Listed entries:
- Opening Delimiter -
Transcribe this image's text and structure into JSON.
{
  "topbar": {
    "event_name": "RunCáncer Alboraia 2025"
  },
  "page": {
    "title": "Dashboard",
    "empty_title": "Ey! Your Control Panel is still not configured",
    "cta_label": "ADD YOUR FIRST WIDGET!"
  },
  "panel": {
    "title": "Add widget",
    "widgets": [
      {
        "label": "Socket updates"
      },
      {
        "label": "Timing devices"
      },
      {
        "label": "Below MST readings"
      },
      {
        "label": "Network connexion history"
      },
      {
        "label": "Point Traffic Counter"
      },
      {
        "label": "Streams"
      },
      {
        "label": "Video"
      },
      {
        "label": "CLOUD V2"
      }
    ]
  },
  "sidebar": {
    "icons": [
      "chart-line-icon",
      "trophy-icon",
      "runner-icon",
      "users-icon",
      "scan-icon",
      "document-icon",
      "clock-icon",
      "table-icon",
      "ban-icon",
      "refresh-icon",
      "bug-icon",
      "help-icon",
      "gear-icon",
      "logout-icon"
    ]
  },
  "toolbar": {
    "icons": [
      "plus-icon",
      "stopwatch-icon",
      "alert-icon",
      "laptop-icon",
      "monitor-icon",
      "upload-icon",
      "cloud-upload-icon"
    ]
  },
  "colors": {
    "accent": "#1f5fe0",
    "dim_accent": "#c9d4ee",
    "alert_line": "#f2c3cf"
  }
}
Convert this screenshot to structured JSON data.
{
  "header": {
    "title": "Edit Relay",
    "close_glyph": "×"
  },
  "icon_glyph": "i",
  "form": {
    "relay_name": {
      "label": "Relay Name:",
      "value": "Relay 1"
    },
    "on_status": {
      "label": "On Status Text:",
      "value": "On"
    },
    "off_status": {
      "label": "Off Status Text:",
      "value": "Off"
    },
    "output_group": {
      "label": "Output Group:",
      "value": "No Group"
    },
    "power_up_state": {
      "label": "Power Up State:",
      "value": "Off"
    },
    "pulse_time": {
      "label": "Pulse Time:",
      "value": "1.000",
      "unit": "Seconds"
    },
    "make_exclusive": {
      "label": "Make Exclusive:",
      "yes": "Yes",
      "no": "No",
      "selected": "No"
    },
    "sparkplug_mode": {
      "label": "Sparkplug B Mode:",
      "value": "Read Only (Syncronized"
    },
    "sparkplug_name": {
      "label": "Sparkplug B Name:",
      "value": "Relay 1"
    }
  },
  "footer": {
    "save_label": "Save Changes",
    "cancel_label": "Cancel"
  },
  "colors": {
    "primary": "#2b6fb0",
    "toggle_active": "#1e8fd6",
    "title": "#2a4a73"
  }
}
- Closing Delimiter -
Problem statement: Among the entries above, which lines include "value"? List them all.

Reply to the task:
      "value": "Relay 1"
      "value": "On"
      "value": "Off"
      "value": "No Group"
      "value": "Off"
      "value": "1.000",
      "value": "Read Only (Syncronized"
      "value": "Relay 1"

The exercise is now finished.